Post on 28-Dec-2015
Embed Size (px)
Intro to LSP 121 Normal DistributionsLSP 121
Welcome to LSP 121Quantitative Reasoning and Technological Literacy IIContinuation of concepts from LSP 120Topics we feel you will need to make it through college and into a careerNormal distributionsDescriptive statistics and correlationProbability and riskDatabasesAlgorithmsIf you feel you know this material, take the testSee Syllabus under Prerequisites
What is a Normal Distribution?Very common, very special type of distributionMost data values are clustered near the mean (a single peak)Distribution is symmetricTapering tales as you move away from the meanLooks like a bell curve
The 68-95-99.7 RuleAbout 68% (68.3%), or just over 2/3, of the data points fall within 1 standard deviation (+ or -) of the meanAbout 95% (95.4%) of the data points fall within 2 standard deviations of the meanAbout 99.7% of the data points fall within 3 standard deviations of the mean
How many percent lie between mean -1 standard deviation and mean + 1 standard deviation?68%
How many percent lie between mean + 1 stdev and mean +3 stdev?15.85%
How many percent lie greater than mean + 3 stdev? 0.15%
ExampleIn the real world, SAT exams typically produce normal distributions with a mean of 500 and a standard deviation of 100.Thus, 68% of the students score between 400 and 60095% of the students score between 300 and 70099.7% score between 200 and 800What if someone scored 720 on the SAT? What percentage of students scored less than or equal to 720?Use Excels NORMDIST functionIn a cell type: =NORMDIST(X, mean, stdev, true)For our problem: =NORMDIST(720, 500, 100, TRUE)Answer = 0.986097, or 98.6097%What percentage scored greater than 720?
** Another ExampleA survey finds that prices paid for two-year-old Ford Explorers are normally distributed with a mean of $16,500 and a standard deviation of $500. Consider a sample of 10,000 people who bought two-year-old Ford Explorers.How many people paid between $16,000 and $17,000?=NORMDIST(16000,16500,500,true) yields 0.158655=NORMDIST(17000, 16500, 500, true) yields 0.841345Subtract: 0.841345 0.158655 yields 0.682689Or use the graph two slides back
Another ExampleHow many paid less than $16,000?=NORMDIST(16000, 16500, 500, true) yields 0.158655, or 15.8655 % Or use the graph
What is another way of saying What percentage of values are less than or equal to some value X? (see next slide)
PercentilesThe nth percentile of a data set is the smallest value in the set with the property that n% of the data values are less than or equal to it.In a normal distribution, a z score of 0 is the mean.

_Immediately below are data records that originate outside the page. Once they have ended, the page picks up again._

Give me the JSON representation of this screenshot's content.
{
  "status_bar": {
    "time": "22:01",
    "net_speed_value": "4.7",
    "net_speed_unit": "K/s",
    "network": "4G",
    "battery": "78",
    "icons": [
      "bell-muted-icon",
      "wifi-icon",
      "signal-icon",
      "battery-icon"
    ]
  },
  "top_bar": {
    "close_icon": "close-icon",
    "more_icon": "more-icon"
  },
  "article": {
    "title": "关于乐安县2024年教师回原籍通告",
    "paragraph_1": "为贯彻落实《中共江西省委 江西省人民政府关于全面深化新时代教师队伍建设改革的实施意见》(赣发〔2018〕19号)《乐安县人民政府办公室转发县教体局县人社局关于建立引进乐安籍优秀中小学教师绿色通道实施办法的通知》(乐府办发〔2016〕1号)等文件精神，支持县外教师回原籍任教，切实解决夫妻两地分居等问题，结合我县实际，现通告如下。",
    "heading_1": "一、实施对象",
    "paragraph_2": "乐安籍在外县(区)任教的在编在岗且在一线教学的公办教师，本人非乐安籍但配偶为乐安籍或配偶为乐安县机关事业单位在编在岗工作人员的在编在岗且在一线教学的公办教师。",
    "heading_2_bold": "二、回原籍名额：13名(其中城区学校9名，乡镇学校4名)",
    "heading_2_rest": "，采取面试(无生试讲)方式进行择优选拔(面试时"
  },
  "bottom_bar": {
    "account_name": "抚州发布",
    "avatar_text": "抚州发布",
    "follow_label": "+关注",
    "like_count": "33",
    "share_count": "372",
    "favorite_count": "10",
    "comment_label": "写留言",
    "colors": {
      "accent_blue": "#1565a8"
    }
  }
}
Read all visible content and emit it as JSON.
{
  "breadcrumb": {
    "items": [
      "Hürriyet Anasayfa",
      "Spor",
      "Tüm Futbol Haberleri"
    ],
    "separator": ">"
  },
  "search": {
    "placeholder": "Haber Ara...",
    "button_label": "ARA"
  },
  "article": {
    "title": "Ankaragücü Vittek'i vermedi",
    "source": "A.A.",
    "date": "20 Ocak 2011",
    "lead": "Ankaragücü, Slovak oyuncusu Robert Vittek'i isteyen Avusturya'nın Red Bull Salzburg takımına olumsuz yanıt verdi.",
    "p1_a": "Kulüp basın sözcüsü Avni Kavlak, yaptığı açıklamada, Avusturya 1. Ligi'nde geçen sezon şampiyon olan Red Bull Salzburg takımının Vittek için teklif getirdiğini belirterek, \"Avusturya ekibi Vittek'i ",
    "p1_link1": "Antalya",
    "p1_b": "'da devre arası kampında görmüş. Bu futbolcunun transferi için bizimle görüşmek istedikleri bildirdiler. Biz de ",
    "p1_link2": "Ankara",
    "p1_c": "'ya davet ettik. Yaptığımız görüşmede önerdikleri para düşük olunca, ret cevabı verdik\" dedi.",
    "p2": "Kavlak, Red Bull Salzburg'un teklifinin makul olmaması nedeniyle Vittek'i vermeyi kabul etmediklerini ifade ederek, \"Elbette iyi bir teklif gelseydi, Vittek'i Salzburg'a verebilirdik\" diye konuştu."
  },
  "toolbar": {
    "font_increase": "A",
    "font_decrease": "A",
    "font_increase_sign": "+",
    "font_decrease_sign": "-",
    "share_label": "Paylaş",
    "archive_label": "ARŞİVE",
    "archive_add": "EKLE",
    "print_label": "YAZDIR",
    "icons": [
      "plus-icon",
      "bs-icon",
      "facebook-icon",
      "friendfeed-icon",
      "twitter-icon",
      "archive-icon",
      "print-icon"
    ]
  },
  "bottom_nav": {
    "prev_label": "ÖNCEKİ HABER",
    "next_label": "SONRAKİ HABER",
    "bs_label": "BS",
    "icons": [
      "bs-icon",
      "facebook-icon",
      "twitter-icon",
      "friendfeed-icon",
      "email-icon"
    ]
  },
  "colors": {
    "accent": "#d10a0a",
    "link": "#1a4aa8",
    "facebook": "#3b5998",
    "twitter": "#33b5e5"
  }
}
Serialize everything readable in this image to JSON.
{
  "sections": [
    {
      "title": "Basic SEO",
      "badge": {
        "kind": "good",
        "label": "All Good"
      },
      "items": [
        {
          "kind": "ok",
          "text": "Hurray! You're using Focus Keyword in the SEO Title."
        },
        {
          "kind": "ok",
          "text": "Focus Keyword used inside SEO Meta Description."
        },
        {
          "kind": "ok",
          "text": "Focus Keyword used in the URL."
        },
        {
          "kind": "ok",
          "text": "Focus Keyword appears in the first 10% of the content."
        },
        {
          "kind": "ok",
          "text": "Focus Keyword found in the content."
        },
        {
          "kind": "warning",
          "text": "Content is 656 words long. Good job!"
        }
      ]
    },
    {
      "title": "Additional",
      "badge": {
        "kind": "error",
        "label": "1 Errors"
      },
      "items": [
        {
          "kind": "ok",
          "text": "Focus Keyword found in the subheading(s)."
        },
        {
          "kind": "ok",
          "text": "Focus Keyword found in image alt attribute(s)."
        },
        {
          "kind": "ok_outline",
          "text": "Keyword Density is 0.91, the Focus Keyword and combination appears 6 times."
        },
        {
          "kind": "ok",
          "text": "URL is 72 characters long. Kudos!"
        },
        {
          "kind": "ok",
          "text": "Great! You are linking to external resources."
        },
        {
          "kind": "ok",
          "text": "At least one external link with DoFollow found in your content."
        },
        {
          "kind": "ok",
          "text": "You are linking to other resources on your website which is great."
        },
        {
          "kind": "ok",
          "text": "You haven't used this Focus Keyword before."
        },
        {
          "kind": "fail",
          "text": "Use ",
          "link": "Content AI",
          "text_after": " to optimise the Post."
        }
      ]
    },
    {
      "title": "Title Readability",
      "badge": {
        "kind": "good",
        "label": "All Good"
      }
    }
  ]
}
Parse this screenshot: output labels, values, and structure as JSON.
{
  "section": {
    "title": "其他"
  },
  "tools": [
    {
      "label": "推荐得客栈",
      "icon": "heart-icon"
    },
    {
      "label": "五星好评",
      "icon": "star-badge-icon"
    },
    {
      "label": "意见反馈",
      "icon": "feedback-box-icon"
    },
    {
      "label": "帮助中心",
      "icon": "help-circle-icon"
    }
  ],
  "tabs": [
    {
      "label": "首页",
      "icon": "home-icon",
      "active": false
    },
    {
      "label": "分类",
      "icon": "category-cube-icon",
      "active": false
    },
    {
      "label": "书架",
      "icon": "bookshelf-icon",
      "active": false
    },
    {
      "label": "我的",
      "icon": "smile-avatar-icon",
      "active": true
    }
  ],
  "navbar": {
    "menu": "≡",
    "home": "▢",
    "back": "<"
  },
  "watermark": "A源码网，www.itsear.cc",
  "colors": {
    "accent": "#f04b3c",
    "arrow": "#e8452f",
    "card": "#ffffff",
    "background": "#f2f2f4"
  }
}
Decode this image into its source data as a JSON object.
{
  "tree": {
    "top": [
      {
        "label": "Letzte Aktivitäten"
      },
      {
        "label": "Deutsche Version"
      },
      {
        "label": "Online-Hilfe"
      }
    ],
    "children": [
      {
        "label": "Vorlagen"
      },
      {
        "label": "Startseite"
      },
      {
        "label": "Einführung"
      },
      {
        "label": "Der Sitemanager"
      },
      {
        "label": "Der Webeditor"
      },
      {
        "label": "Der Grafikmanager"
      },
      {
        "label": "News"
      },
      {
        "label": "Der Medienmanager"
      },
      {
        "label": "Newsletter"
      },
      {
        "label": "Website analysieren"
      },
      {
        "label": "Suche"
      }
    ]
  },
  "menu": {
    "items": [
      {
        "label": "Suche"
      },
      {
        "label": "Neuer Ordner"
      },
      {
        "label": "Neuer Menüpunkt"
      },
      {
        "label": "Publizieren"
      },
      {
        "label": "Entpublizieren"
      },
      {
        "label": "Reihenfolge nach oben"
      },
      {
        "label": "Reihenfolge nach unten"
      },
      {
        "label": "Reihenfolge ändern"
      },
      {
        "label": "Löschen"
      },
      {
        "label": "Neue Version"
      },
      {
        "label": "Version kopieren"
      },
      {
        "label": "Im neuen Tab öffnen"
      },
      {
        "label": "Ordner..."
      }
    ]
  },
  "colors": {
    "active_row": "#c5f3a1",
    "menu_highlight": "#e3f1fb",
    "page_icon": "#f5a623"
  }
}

At the mean, 50% (or 0.50) of all the values are less than or equal to the mean. The mean is the 50th percentile.
ExampleCholesterol levels in men 18 to 24 years of age are normally distributed with a mean of 178 and a standard deviation of 41.In what percentile is a man with a cholesterol level of 190?
Using Excels normdist function:=normdist(190,178,41,true) returns 0.61, or 61st percentile
Standard ScoresThe standard score is the number of standard deviations a value lies above or below the mean. aka: Standard score, z-score, z
The standard score of the mean is z=0Recall that mean is a better word for average
Example: The standard score of a data value 1.5 standard deviations above the mean is z=1.5Example: What is the standard score for a student who scores 300 on an exam with a mean of 400, standard deviation of 100?This student scored exactly 1 SD below the mean, so: z = -1
Standard ScoresThe standard score of a data value 2.4 standard deviations below the mean is z = -2.4
In general:z = (data value mean) / standard deviationthe data value is typically called x
ExampleThe Stanford-Binet IQ test is designed so that scores are normally distributed with a mean of 100 and a standard deviation of 16. What are the z-scores for IQ scores of 95 and 125?z = (95 - 100) / 16 = -0.31z = (125 - 100) / 16 = 1.56 Thus, an IQ score of 125 lies 1.56 standard deviations above the mean.
Inverse Normal Distribution FunctionWhat if you know the mean, standard deviation, and percentile, and want to know the actual value (X)?Recall: z = (x mean) / standard deviationYou can also use Excels NORMINVKnow how to use BOTH. On an exam, youll use the formula.
Example: If a set of exam scores has a mean of 76, a standard deviation of 12, and one score is at the 86th percentile, what was the students exact numeric score? Answer: x = 88.9